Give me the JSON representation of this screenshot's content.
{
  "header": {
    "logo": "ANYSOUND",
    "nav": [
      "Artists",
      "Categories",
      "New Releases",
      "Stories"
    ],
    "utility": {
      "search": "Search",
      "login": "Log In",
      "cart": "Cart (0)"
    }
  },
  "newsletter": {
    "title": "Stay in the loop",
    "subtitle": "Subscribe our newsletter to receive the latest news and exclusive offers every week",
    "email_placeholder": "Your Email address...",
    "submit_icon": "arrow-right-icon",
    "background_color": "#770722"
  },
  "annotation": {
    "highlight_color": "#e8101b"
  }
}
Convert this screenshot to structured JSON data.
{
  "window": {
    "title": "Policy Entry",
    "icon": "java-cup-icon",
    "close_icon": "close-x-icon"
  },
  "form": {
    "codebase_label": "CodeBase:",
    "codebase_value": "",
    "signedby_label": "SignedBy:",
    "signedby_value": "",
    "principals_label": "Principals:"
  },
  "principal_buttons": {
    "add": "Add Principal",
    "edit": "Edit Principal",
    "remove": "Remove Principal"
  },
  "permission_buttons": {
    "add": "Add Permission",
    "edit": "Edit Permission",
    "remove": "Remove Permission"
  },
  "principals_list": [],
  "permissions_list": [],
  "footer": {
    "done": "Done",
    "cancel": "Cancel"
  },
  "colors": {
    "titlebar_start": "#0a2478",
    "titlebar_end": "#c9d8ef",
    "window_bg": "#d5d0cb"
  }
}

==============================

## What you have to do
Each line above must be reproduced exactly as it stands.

## Final answer
Give me the JSON representation of this screenshot's content.
{
  "header": {
    "logo": "ANYSOUND",
    "nav": [
      "Artists",
      "Categories",
      "New Releases",
      "Stories"
    ],
    "utility": {
      "search": "Search",
      "login": "Log In",
      "cart": "Cart (0)"
    }
  },
  "newsletter": {
    "title": "Stay in the loop",
    "subtitle": "Subscribe our newsletter to receive the latest news and exclusive offers every week",
    "email_placeholder": "Your Email address...",
    "submit_icon": "arrow-right-icon",
    "background_color": "#770722"
  },
  "annotation": {
    "highlight_color": "#e8101b"
  }
}
Convert this screenshot to structured JSON data.
{
  "window": {
    "title": "Policy Entry",
    "icon": "java-cup-icon",
    "close_icon": "close-x-icon"
  },
  "form": {
    "codebase_label": "CodeBase:",
    "codebase_value": "",
    "signedby_label": "SignedBy:",
    "signedby_value": "",
    "principals_label": "Principals:"
  },
  "principal_buttons": {
    "add": "Add Principal",
    "edit": "Edit Principal",
    "remove": "Remove Principal"
  },
  "permission_buttons": {
    "add": "Add Permission",
    "edit": "Edit Permission",
    "remove": "Remove Permission"
  },
  "principals_list": [],
  "permissions_list": [],
  "footer": {
    "done": "Done",
    "cancel": "Cancel"
  },
  "colors": {
    "titlebar_start": "#0a2478",
    "titlebar_end": "#c9d8ef",
    "window_bg": "#d5d0cb"
  }
}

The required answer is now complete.